The Supreme Court said that this municipal law was a clear violation of the Fourth Amendment. The Fourth Amendment to the United States Constitution is the part of the Bill of Rights that prohibits unreasonable searches and seizures and requires any warrant for a search to be judicially sanctioned and supported by probable cause.
In this case, the law was deemed unconstitutional because records could be turned over by simply a police demand, rather than the police having to go through the legal process of having a judge review and approve that there was a real, just reason for the records.
This is a win for the people and privacy! For more information on this, click here —> http://www.scotusblog.com/2015/06/opinion-analysis-an-opportunity-for-precompliance-review-is-constitutionally-required-for-most-government-inspection-programs/
In 2013, I was served with a complaint and summons.
I realized that it was me who was sued, by a name I did not recognize. I also noticed that I was a co-defendant; one of the other defendants was a business that had office space in the same shared executive office suites building I had my law office when I was a new lawyer. Let’s call them “Company XYZ”. I reviewed the allegations in the complaint and realized this plaintiff – who I did not know – was suing me for fraud and misrepresentations for a loan modification/bankruptcy done by Company XYZ. He alleged that I was the attorney for Company XYZ.
I learned in the status conference that the plaintiff had correspondence with my name and law firm information on it that was addressed to him – which was NOT on my official letterhead – and also my business card – which was my official business card that I passed out to everyone.

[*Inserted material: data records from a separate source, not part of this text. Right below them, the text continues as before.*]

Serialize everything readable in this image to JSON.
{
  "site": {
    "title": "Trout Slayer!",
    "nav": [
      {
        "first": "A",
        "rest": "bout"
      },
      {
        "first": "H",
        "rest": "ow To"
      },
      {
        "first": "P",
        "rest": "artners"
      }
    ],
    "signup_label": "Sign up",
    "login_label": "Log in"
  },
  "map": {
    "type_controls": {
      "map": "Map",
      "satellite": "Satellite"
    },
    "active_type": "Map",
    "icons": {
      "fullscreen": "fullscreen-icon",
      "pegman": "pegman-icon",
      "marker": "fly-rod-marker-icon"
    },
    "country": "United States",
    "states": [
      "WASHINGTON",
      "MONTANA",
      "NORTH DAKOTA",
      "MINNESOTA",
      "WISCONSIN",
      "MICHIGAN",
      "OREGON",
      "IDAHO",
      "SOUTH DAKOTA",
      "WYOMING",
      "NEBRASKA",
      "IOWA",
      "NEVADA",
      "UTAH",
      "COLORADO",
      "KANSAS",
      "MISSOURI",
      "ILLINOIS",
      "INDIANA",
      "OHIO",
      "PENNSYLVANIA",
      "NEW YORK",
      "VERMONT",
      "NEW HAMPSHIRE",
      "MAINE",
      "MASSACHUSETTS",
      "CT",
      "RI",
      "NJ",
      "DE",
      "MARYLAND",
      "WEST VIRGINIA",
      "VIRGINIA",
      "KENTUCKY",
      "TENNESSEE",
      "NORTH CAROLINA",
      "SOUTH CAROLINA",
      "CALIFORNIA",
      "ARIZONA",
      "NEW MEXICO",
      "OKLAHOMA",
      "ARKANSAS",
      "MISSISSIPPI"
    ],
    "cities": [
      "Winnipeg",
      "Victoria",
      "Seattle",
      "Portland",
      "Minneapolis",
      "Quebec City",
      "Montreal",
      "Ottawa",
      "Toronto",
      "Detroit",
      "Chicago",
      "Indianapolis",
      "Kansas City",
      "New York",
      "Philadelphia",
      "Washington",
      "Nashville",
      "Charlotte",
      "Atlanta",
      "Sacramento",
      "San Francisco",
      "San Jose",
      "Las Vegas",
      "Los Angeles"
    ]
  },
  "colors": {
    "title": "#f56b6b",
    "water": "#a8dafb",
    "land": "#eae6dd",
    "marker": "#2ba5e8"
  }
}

I realized – at that moment – that Company XYZ represented to this man that I was its attorney, had stolen my law firm/personal identity, and created a letterhead with my contact information to correspond with their clients fraudulently!
It took TWO YEARS of litigation, but in June 2015, I finally heard the jury say that I was not liable for any of the allegations against me. It was a long fight for my name and reputation. After this experience, I want to share some tidbits of wisdom that I gained.
- Pro Se Litigation isn’t Smart: Representing yourself is never a good idea. It isn’t about intellectual ability and knowledge. It’s about the emotional involvement and distress of being a defendant.
- Watch for the “Bad Apples”: Everyone you meet in a “business suit” or business setting is not about legitimate business.
- Guard Your Surroundings: Secure your important paperwork and make sure your office is secure, especially if you rent in executive office suites. Be aware of your surroundings in your office, and be careful of the people you encounter in business.
- Protect your Business License(s): I realize that had I not fought this civil case to the end and a jury found me liable, I could have found myself fighting to keep my license to practice law with the Georgia State Bar. Depending on the type of business you’re in, you may have to have a license from the state to do your job. Do all you can to guard any business licenses you have. Take issues seriously so they do not blow up and land you in front of a licensing board fighting for your right to earn a living.
- Fight for Your Reputation. It was a tough decision to fight this case in court and to have to fight the concerns of public shame. Although I felt empathy for the innocent plaintiff, I knew I was innocent and had to fight to the end for my own name.